Front Page Titles (by Subject) to washington - The Works of Alexander Hamilton, (Federal Edition), vol. 10
The Online Library of Liberty
A project of Liberty Fund, Inc.
Search this Title:
to washington - Alexander Hamilton, The Works of Alexander Hamilton, (Federal Edition), vol. 10 
The Works of Alexander Hamilton, ed. Henry Cabot Lodge (Federal Edition) (New York: G.P. Putnam’s Sons, 1904). In 12 vols. Vol. 10.
About Liberty Fund:
Liberty Fund, Inc. is a private, educational foundation established to encourage the study of the ideal of a society of free and responsible individuals.
The text is in the public domain.
Fair use statement:
This material is put online to further the educational goals of Liberty Fund, Inc. Unless otherwise stated in the Copyright Information section above, this material may be used freely for educational and academic purposes. It may not be used in any way for profit.
Nov. 19, 1795.
Your letters of the 16th and 18th instant, with the enclosures, are received.
An extraordinary pressure of professional business has delayed my reply on the subject of young La Fayette, in which another cause co-operated. I wished, without unveiling the motives incidentally, to sound the impressions of other persons of judgment, who, I know, had been apprised of his being in the country.
The bias of my inclination has been that you should proceed as your letter of yesterday proposes, and I cannot say it is changed, though it is weakened. For I find that in other minds, and judicious ones, a doubt is entertained, whether at the actual crisis it would be prudent to give publicity to your protection of him. It seems to be feared that the factious might use it as a weapon to represent you as a favorer of the anti-revolutionists of France; and it is inferred that it would be inexpedient to furnish at this moment any aliment to their slanders.

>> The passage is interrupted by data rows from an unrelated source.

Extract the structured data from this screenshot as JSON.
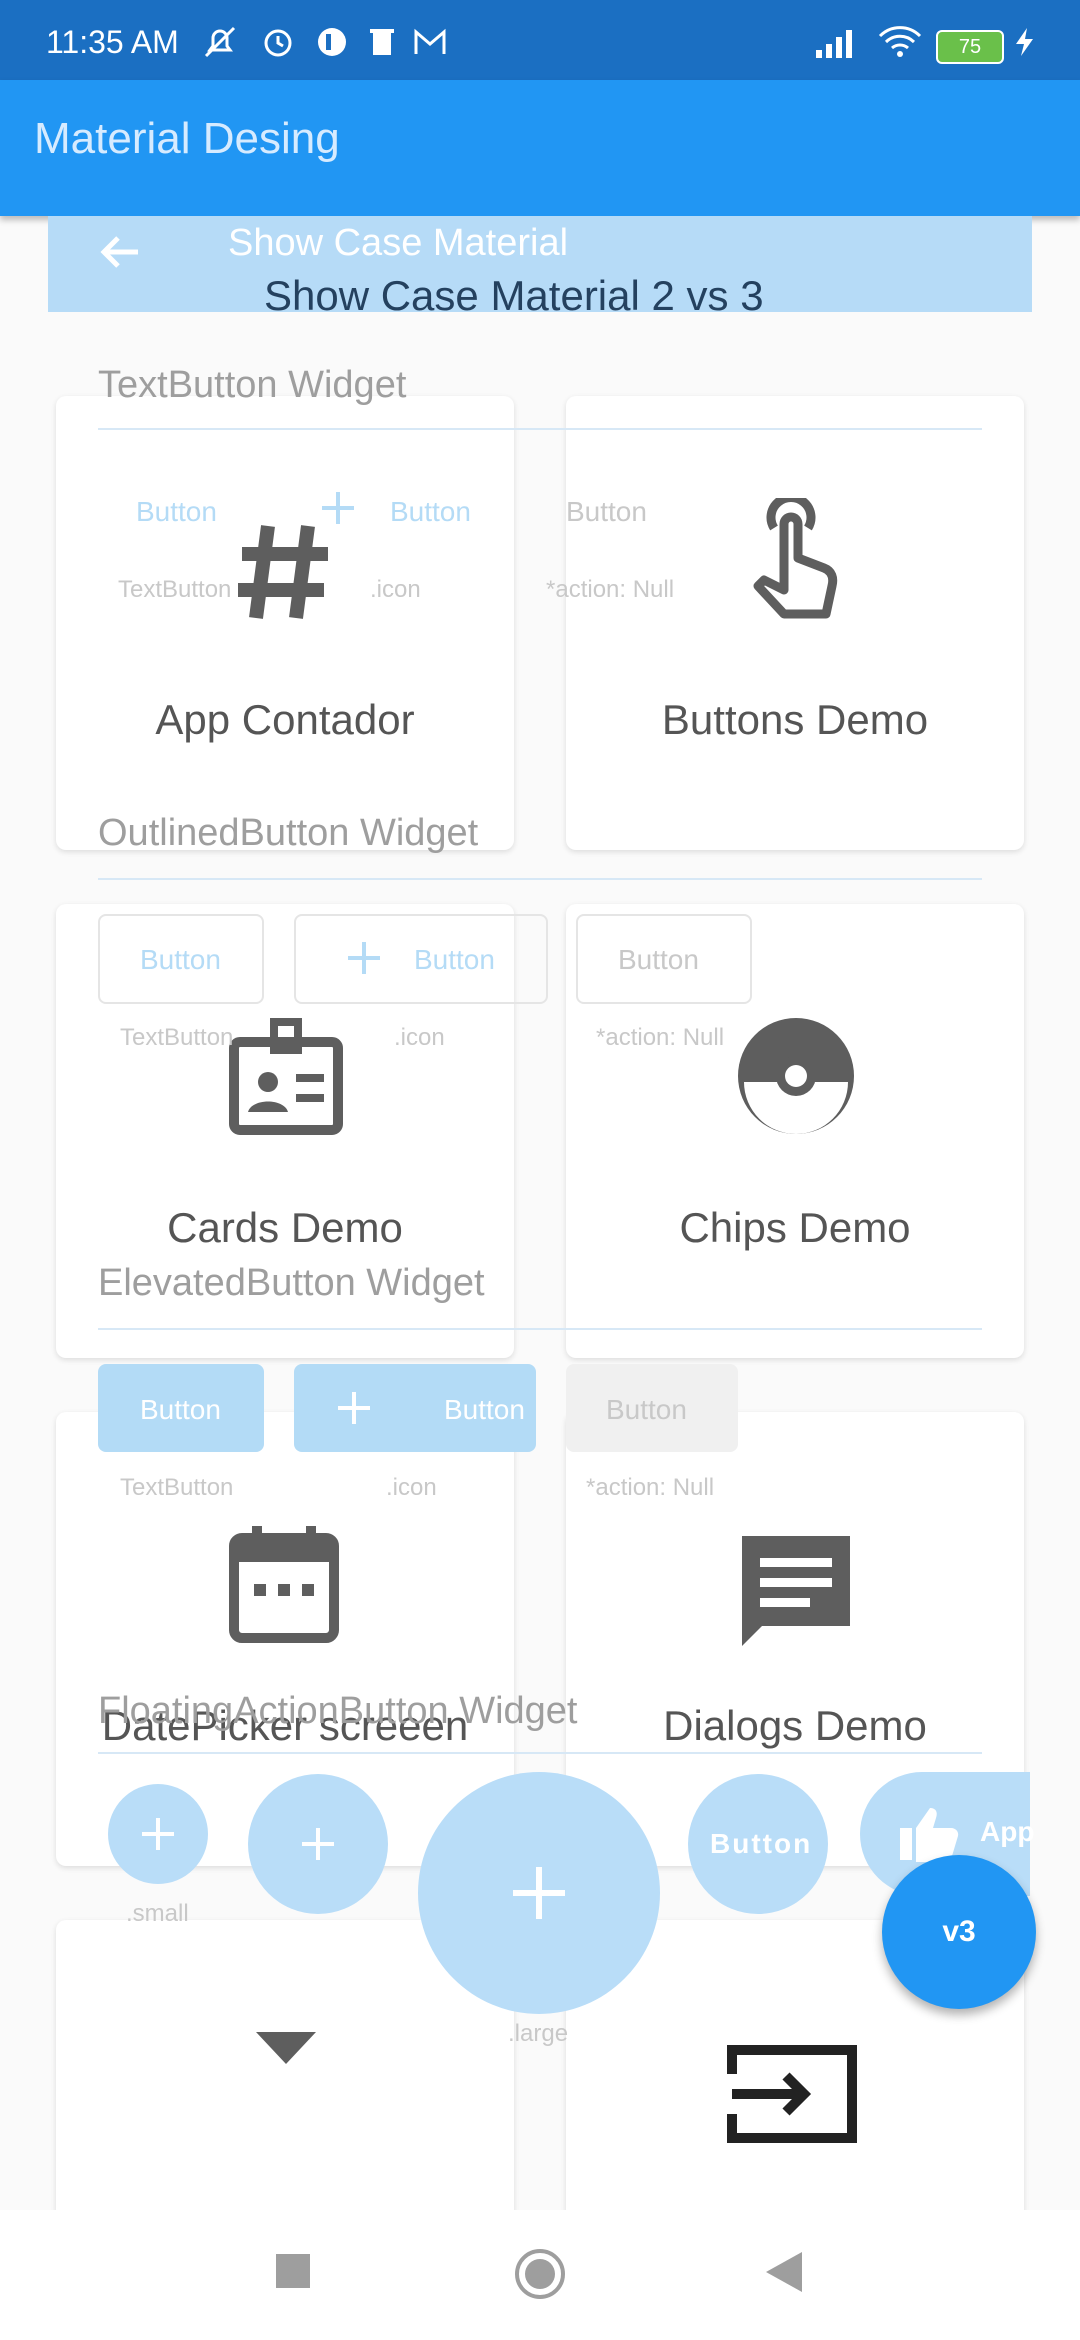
{
  "status_bar": {
    "time": "11:35 AM",
    "battery": "75"
  },
  "app_bar": {
    "title": "Material Desing"
  },
  "overlay": {
    "line1": "Show Case Material",
    "line2": "Show Case Material 2 vs 3"
  },
  "cards": [
    {
      "label": "App Contador",
      "icon": "hash-icon"
    },
    {
      "label": "Buttons Demo",
      "icon": "touch-icon"
    },
    {
      "label": "Cards Demo",
      "icon": "badge-icon"
    },
    {
      "label": "Chips Demo",
      "icon": "pokeball-icon"
    },
    {
      "label": "DatePicker screeen",
      "icon": "calendar-icon"
    },
    {
      "label": "Dialogs Demo",
      "icon": "message-icon"
    }
  ],
  "sections": {
    "text_button": "TextButton Widget",
    "outlined_button": "OutlinedButton Widget",
    "elevated_button": "ElevatedButton Widget",
    "fab": "FloatingActionButton Widget"
  },
  "buttons": {
    "label": "Button",
    "caption_text": "TextButton",
    "caption_icon": ".icon",
    "caption_null": "*action: Null",
    "caption_small": ".small",
    "caption_large": ".large",
    "extended_label": "App"
  },
  "fab_main": {
    "label": "v3"
  }
}
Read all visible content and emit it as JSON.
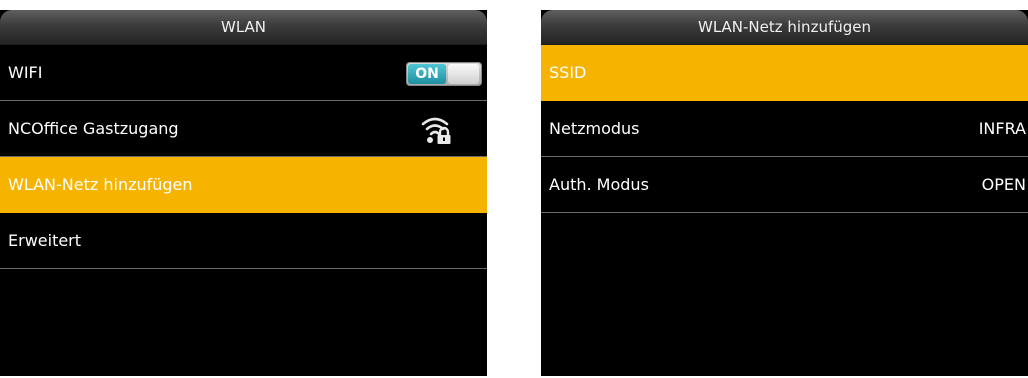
{
  "left_screen": {
    "title": "WLAN",
    "rows": [
      {
        "label": "WIFI",
        "toggle": {
          "state": "ON"
        }
      },
      {
        "label": "NCOffice Gastzugang",
        "icon": "wifi-lock-icon"
      },
      {
        "label": "WLAN-Netz hinzufügen",
        "selected": true
      },
      {
        "label": "Erweitert"
      }
    ]
  },
  "right_screen": {
    "title": "WLAN-Netz hinzufügen",
    "rows": [
      {
        "label": "SSID",
        "selected": true
      },
      {
        "label": "Netzmodus",
        "value": "INFRA"
      },
      {
        "label": "Auth. Modus",
        "value": "OPEN"
      }
    ]
  },
  "colors": {
    "highlight": "#f6b400",
    "background": "#000000",
    "toggle_on": "#2aa3b5"
  }
}
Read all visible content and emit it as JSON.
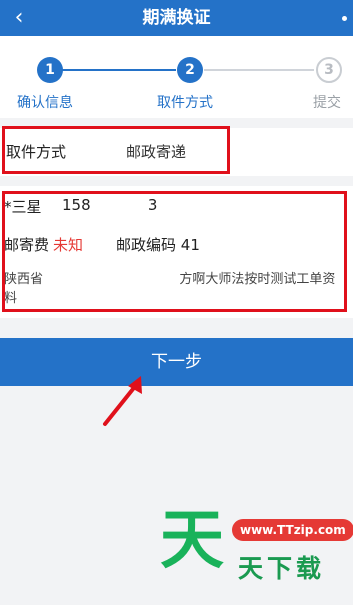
{
  "header": {
    "back_icon": "‹",
    "title": "期满换证"
  },
  "steps": [
    {
      "number": "1",
      "label": "确认信息",
      "state": "done"
    },
    {
      "number": "2",
      "label": "取件方式",
      "state": "active"
    },
    {
      "number": "3",
      "label": "提交",
      "state": "pending"
    }
  ],
  "pickup": {
    "label": "取件方式",
    "value": "邮政寄递"
  },
  "address": {
    "name": "*三星",
    "phone": "158            3",
    "fee_label": "邮寄费",
    "fee_value": "未知",
    "zip_label": "邮政编码",
    "zip_value": "41",
    "detail": "陕西省                                 方啊大师法按时测试工单资料"
  },
  "next_button": {
    "label": "下一步"
  },
  "watermark": {
    "big": "天",
    "url": "www.TTzip.com",
    "text": "天下载"
  },
  "colors": {
    "primary": "#2472c8",
    "annotation_red": "#e0101b",
    "fee_red": "#e53935",
    "logo_green": "#19b25a"
  }
}
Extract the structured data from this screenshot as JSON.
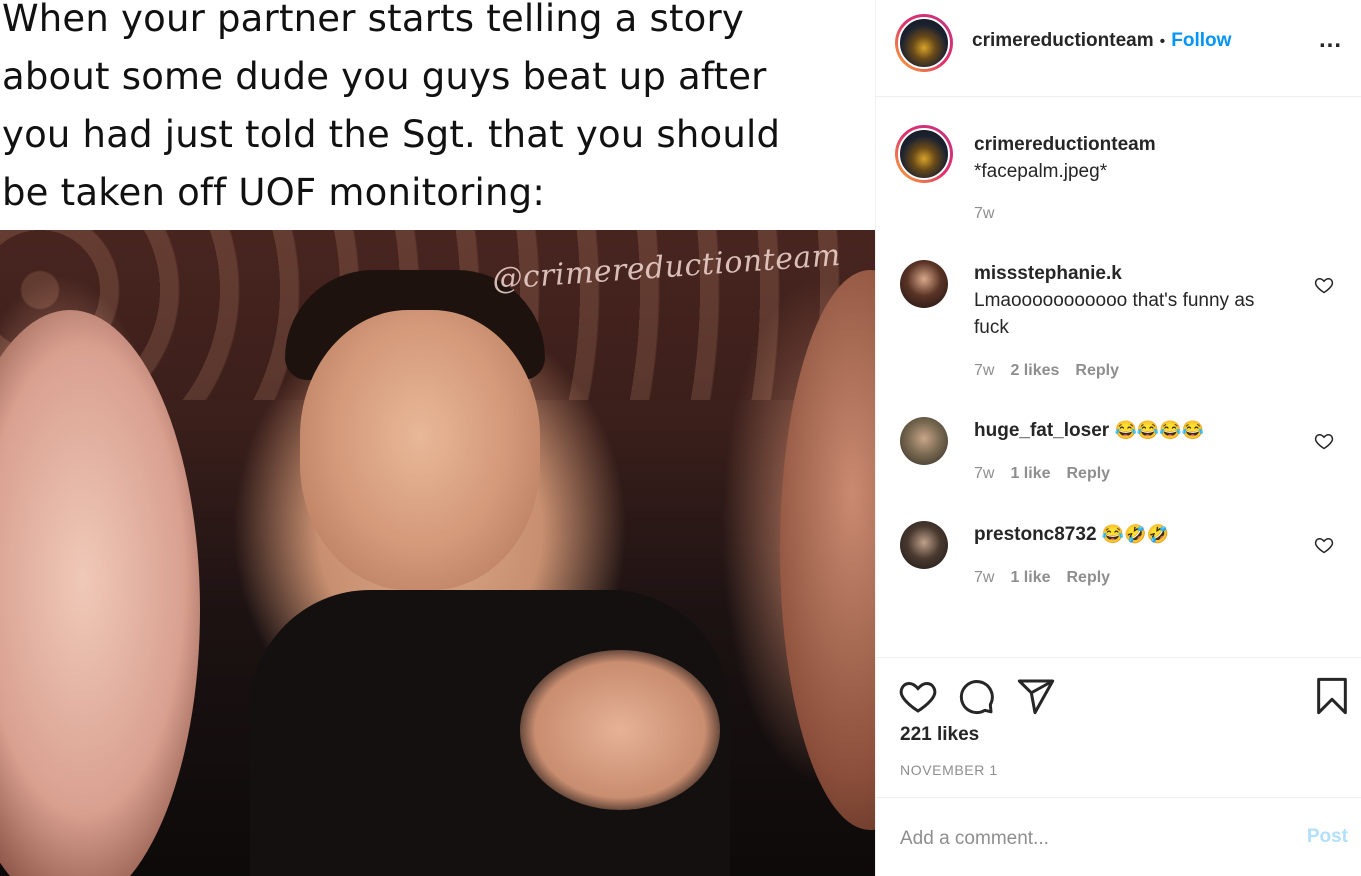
{
  "post": {
    "meme_caption": "When your partner starts telling a story\nabout some dude you guys beat up after\nyou had just told the Sgt. that you should\nbe taken off UOF monitoring:",
    "watermark": "@crimereductionteam"
  },
  "header": {
    "username": "crimereductionteam",
    "separator": "•",
    "follow_label": "Follow",
    "more_label": "..."
  },
  "caption": {
    "username": "crimereductionteam",
    "text": "*facepalm.jpeg*",
    "time": "7w"
  },
  "comments": [
    {
      "username": "missstephanie.k",
      "text": "Lmaooooooooooo that's funny as fuck",
      "time": "7w",
      "likes": "2 likes",
      "reply": "Reply"
    },
    {
      "username": "huge_fat_loser",
      "text": "😂😂😂😂",
      "time": "7w",
      "likes": "1 like",
      "reply": "Reply"
    },
    {
      "username": "prestonc8732",
      "text": "😂🤣🤣",
      "time": "7w",
      "likes": "1 like",
      "reply": "Reply"
    }
  ],
  "actions": {
    "icons": [
      "heart-icon",
      "comment-icon",
      "share-icon",
      "bookmark-icon"
    ],
    "likes": "221 likes",
    "date": "NOVEMBER 1"
  },
  "add_comment": {
    "placeholder": "Add a comment...",
    "post_label": "Post"
  },
  "colors": {
    "link": "#0095f6",
    "muted": "#8e8e8e",
    "post_disabled": "#b2dffc"
  }
}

These ideas have enough of foundation and importance to make me question my own impressions, which, from natural disposition, are in similar cases much to be distrusted.
I shall therefore do nothing more at present than write to La Fayette and his preceptor to come to New York, and I shall forbear any definite communication to them till I hear further from you, after you have reflected on the information I now give.
Should you on reconsideration conclude on yielding to the doubt as a matter of greater caution, perhaps it will be then left for you to write to La Fayette a letter, affectionate as your feelings will naturally lead you to make it, announcing your resolution to be to him a parent and friend, but mentioning that very peculiar circumstances of the moment impose on you the necessity of deferring the gratification of your wishes for a personal interview, desiring him at the same time to concert with me a plan of disposing of himself satisfactorily and advantageously in the meantime. I shall with pleasure execute any commands you may give me on the subject. The papers respecting this matter are herewith returned. I shall without delay attend to all the others.